A Pastoral Word
Seeking the Messiah…
On our journey through Lent, our theme will be: Seeking the Messiah. We will do this by taking a look at various Scriptures and singing music during our worship services and Sunday School time, all which recall the promises of God’s Messiah for God’s people. We are doing this because each one of us has our own images, beliefs, concepts of who the Messiah is for us as people of faith and hopefully through our seeking, we will gain a better understanding of how these concepts and images can be found in the person we call Jesus that we proclaim as our Lord and Savior. The term Messiah means “Anointed One” and refers to the one that was to come that would fulfill the promises of God, that would redeem the people of God and bring wholeness to them once more. The concept of the Messiah occurs both in the Old Testament and the New Testament and is part of our tradition as people of faith. As Christians, we see through the lens of the resurrection that Jesus is God’s Anointed One, the one we call Christ, the one who died on a cross and gave his life so that we might live eternally. This is why we proclaim him to be our Messiah, the one who redeems us, the one who nourishes us, the one who makes us whole through the gifts of grace and love.

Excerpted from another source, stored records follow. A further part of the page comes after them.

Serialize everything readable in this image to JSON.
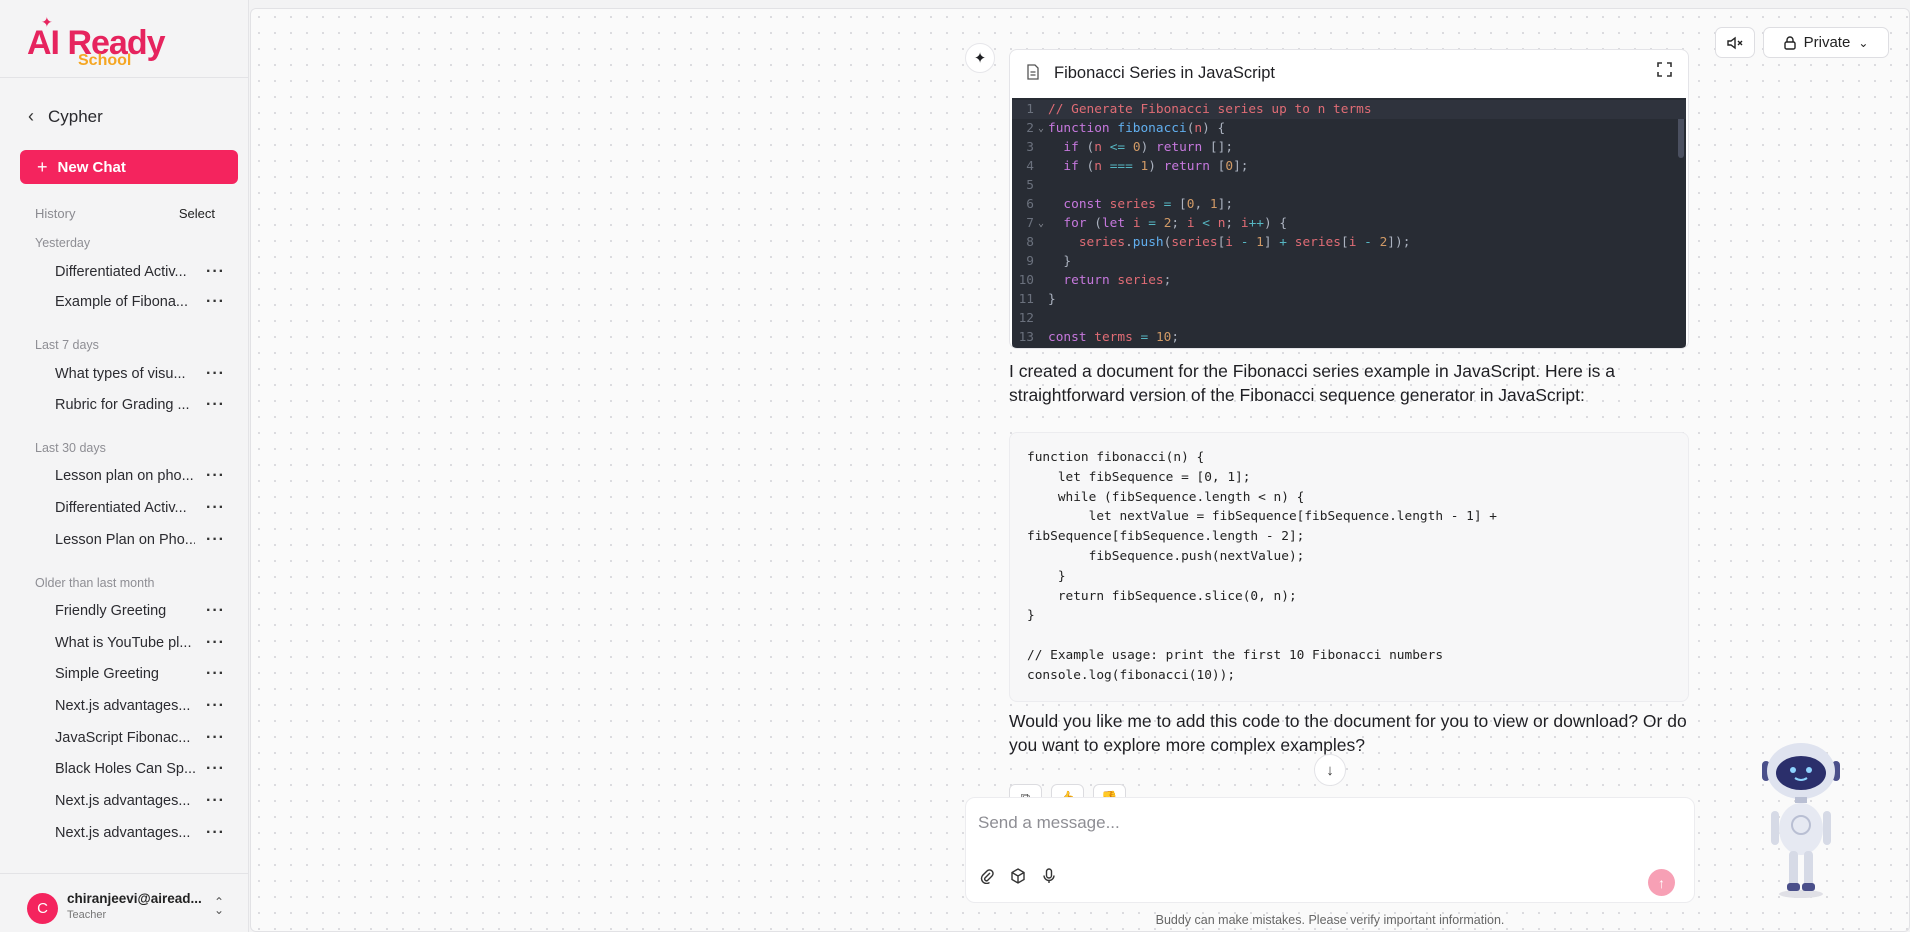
{
  "brand": {
    "ai": "AI Ready",
    "school": "School"
  },
  "sidebar": {
    "back_title": "Cypher",
    "new_chat": "New Chat",
    "history_label": "History",
    "select_label": "Select",
    "groups": [
      {
        "label": "Yesterday",
        "items": [
          "Differentiated Activ...",
          "Example of Fibona..."
        ]
      },
      {
        "label": "Last 7 days",
        "items": [
          "What types of visu...",
          "Rubric for Grading ..."
        ]
      },
      {
        "label": "Last 30 days",
        "items": [
          "Lesson plan on pho...",
          "Differentiated Activ...",
          "Lesson Plan on Pho..."
        ]
      },
      {
        "label": "Older than last month",
        "items": [
          "Friendly Greeting",
          "What is YouTube pl...",
          "Simple Greeting",
          "Next.js advantages...",
          "JavaScript Fibonac...",
          "Black Holes Can Sp...",
          "Next.js advantages...",
          "Next.js advantages..."
        ]
      }
    ],
    "user": {
      "initial": "C",
      "email": "chiranjeevi@airead...",
      "role": "Teacher"
    }
  },
  "header": {
    "private_label": "Private"
  },
  "document": {
    "title": "Fibonacci Series in JavaScript",
    "lines": [
      "1",
      "2",
      "3",
      "4",
      "5",
      "6",
      "7",
      "8",
      "9",
      "10",
      "11",
      "12",
      "13"
    ]
  },
  "messages": {
    "intro": "I created a document for the Fibonacci series example in JavaScript. Here is a straightforward version of the Fibonacci sequence generator in JavaScript:",
    "code": "function fibonacci(n) {\n    let fibSequence = [0, 1];\n    while (fibSequence.length < n) {\n        let nextValue = fibSequence[fibSequence.length - 1] +\nfibSequence[fibSequence.length - 2];\n        fibSequence.push(nextValue);\n    }\n    return fibSequence.slice(0, n);\n}\n\n// Example usage: print the first 10 Fibonacci numbers\nconsole.log(fibonacci(10));",
    "followup": "Would you like me to add this code to the document for you to view or download? Or do you want to explore more complex examples?"
  },
  "composer": {
    "placeholder": "Send a message..."
  },
  "disclaimer": "Buddy can make mistakes. Please verify important information.",
  "colors": {
    "accent": "#f4245e",
    "brand_orange": "#f5a623",
    "editor_bg": "#282c34"
  }
}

We begin our Lenten journey on Sunday, March 13th. So here is some background on the Messiah to help prepare us for the journey:

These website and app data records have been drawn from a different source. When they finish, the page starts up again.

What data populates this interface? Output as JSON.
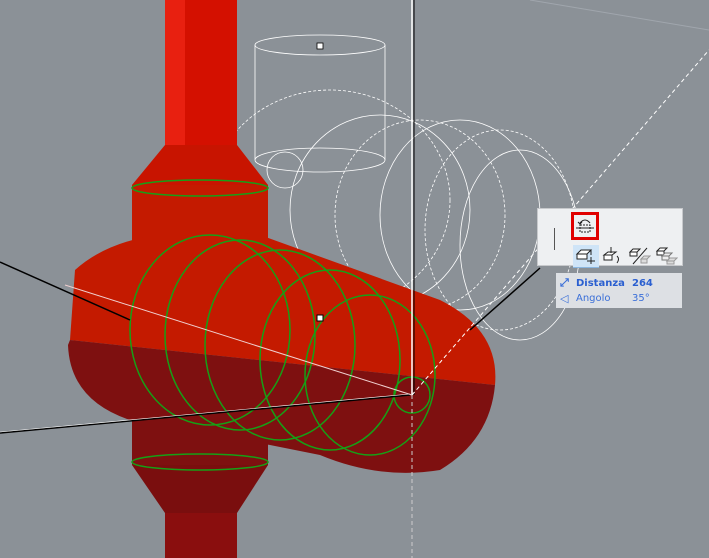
{
  "viewport": {
    "colors": {
      "background": "#8b9197",
      "solid_body": "#c41a00",
      "shadow_body": "#7e1010",
      "highlight_edges": "#16a016",
      "ghost_lines": "#ffffff"
    }
  },
  "toolbar": {
    "buttons": [
      {
        "name": "rotate",
        "icon": "rotate-icon",
        "highlighted": true
      },
      {
        "name": "move",
        "icon": "move-icon",
        "active": true
      },
      {
        "name": "rotate-copy",
        "icon": "rotate-copy-icon"
      },
      {
        "name": "mirror",
        "icon": "mirror-icon"
      },
      {
        "name": "multiply",
        "icon": "multiply-icon"
      }
    ]
  },
  "infobox": {
    "distance_label": "Distanza",
    "distance_value": "264",
    "angle_label": "Angolo",
    "angle_value": "35°"
  }
}
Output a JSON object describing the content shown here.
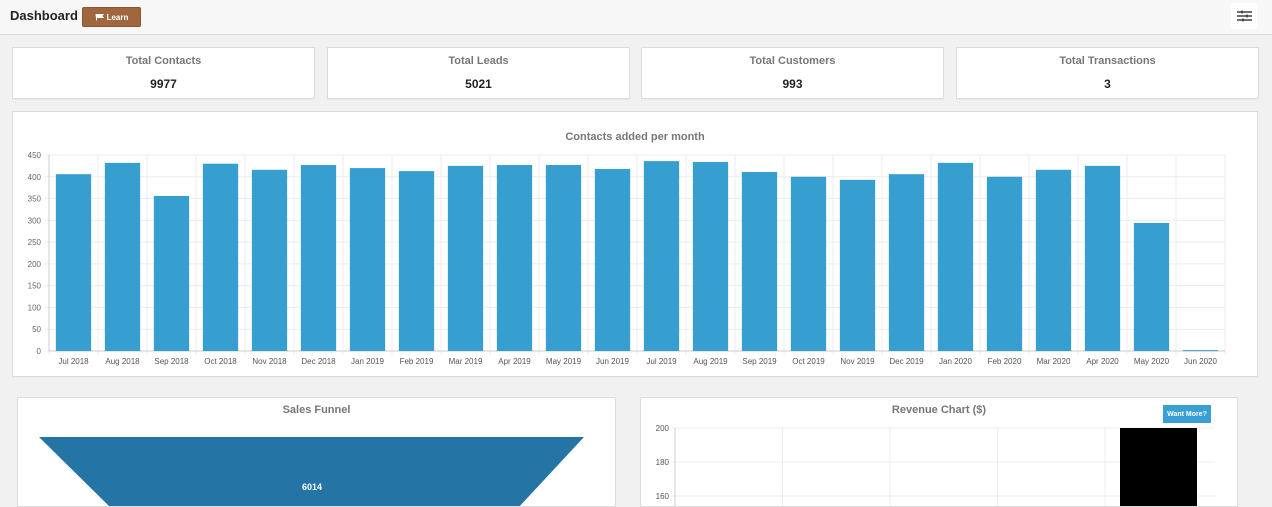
{
  "header": {
    "title": "Dashboard",
    "learn_label": "Learn",
    "learn_icon": "flag-icon",
    "menu_icon": "sliders-icon"
  },
  "stats": [
    {
      "label": "Total Contacts",
      "value": "9977"
    },
    {
      "label": "Total Leads",
      "value": "5021"
    },
    {
      "label": "Total Customers",
      "value": "993"
    },
    {
      "label": "Total Transactions",
      "value": "3"
    }
  ],
  "colors": {
    "bar": "#379fcf",
    "funnel": "#2474a6",
    "revenue_bar": "#000000",
    "learn_button": "#a0673f",
    "want_more": "#3a9fd5"
  },
  "chart_data": [
    {
      "type": "bar",
      "title": "Contacts added per month",
      "xlabel": "",
      "ylabel": "",
      "ylim": [
        0,
        450
      ],
      "yticks": [
        0,
        50,
        100,
        150,
        200,
        250,
        300,
        350,
        400,
        450
      ],
      "grid": true,
      "categories": [
        "Jul 2018",
        "Aug 2018",
        "Sep 2018",
        "Oct 2018",
        "Nov 2018",
        "Dec 2018",
        "Jan 2019",
        "Feb 2019",
        "Mar 2019",
        "Apr 2019",
        "May 2019",
        "Jun 2019",
        "Jul 2019",
        "Aug 2019",
        "Sep 2019",
        "Oct 2019",
        "Nov 2019",
        "Dec 2019",
        "Jan 2020",
        "Feb 2020",
        "Mar 2020",
        "Apr 2020",
        "May 2020",
        "Jun 2020"
      ],
      "values": [
        406,
        432,
        356,
        430,
        416,
        427,
        420,
        413,
        425,
        427,
        427,
        418,
        436,
        434,
        411,
        400,
        393,
        406,
        432,
        400,
        416,
        425,
        294,
        2
      ]
    },
    {
      "type": "funnel",
      "title": "Sales Funnel",
      "stages": [
        {
          "value": 6014
        }
      ]
    },
    {
      "type": "bar",
      "title": "Revenue Chart ($)",
      "visible_yticks": [
        200,
        180,
        160
      ],
      "grid": true,
      "visible_bars": [
        {
          "value_at_least": 200
        }
      ],
      "button_label": "Want More?"
    }
  ]
}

“George Frederick Handel was born into a music-loving family in 1685 in Halle, Germany. In 1710, he settled in England, where he composed music for the king while also writing and producing Italian operas. He lost large sums of money on the lavish productions he mounted. Penniless, he decided to return to his native Germany, but first he fulfilled an obligation to write an oratorio in English to raise funds for Irish orphanages.

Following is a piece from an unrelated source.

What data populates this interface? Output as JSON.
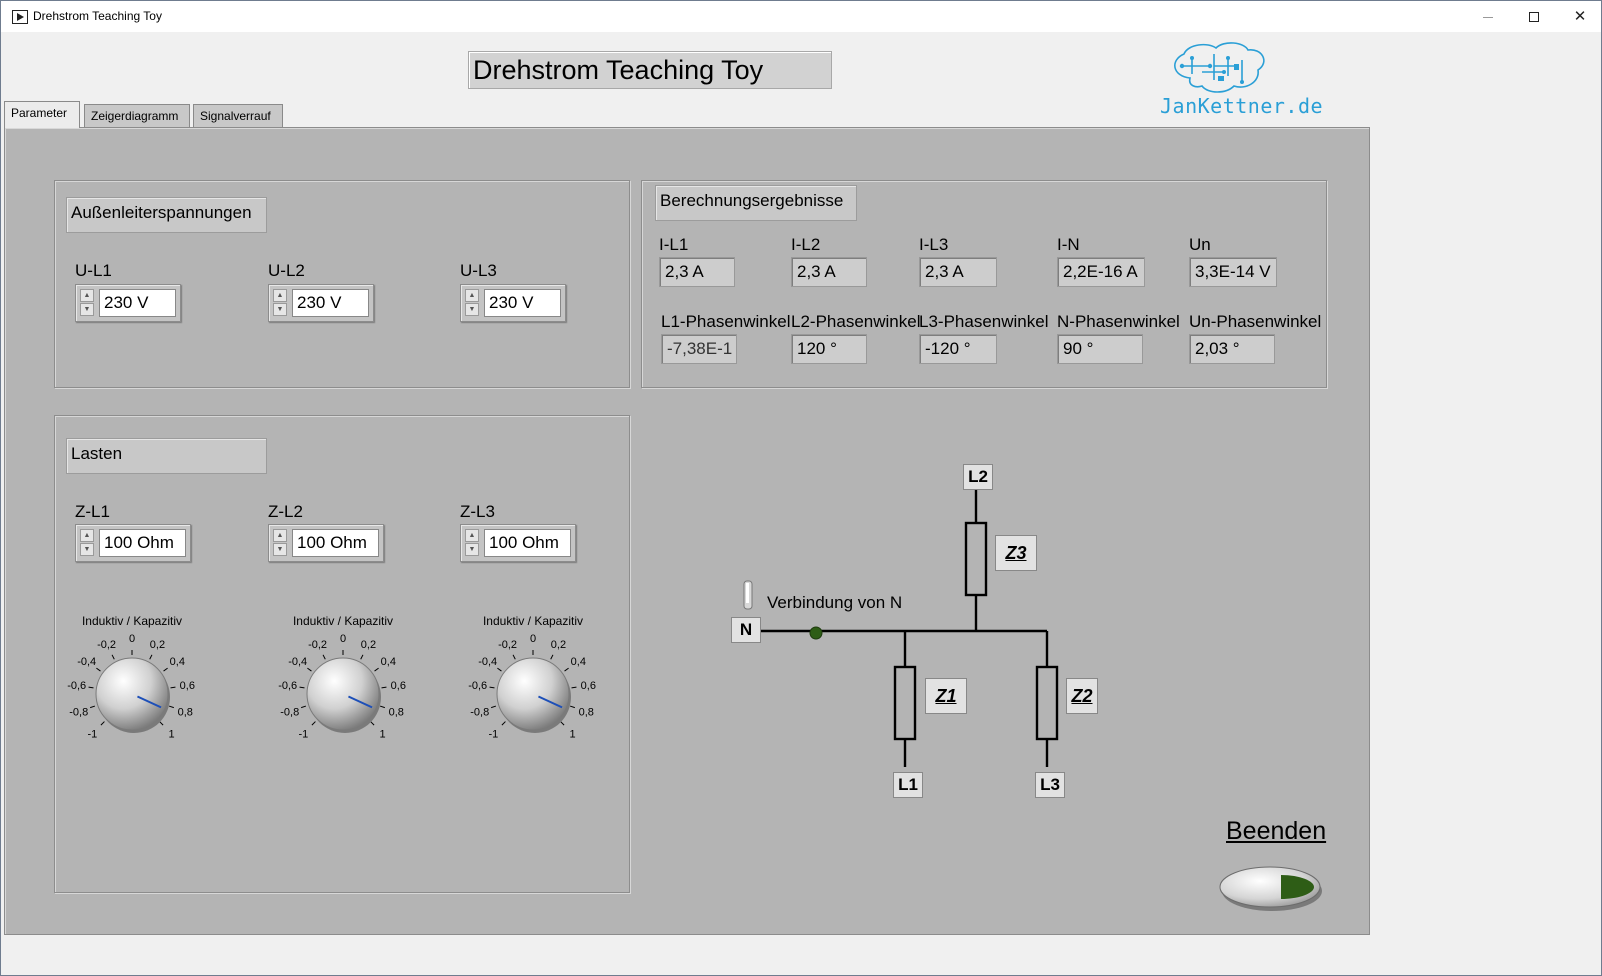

His close friend, Charles Jennens, gave Handel a libretto for a new oratorio. Now, an oratorio differs from an opera in that it is performed as a concert without stage, sets, costumes, or dramatic action. It is usually based on Scriptural texts. The oratorio proposed by Jennens had three parts-Jesus’ birth, His death, and His resurrection.
During the 24 days in which Handel composed the work, he wrote feverishly, barely touching any food or drink. Each of its three parts includes a series of solos and choruses, each based on a Bible passage. The first performance of his Messiah on April 13, 1742, in Dublin, Ireland, conducted by Handel himself, was a huge success.” (Messiah: Daily Devotionals for Lent)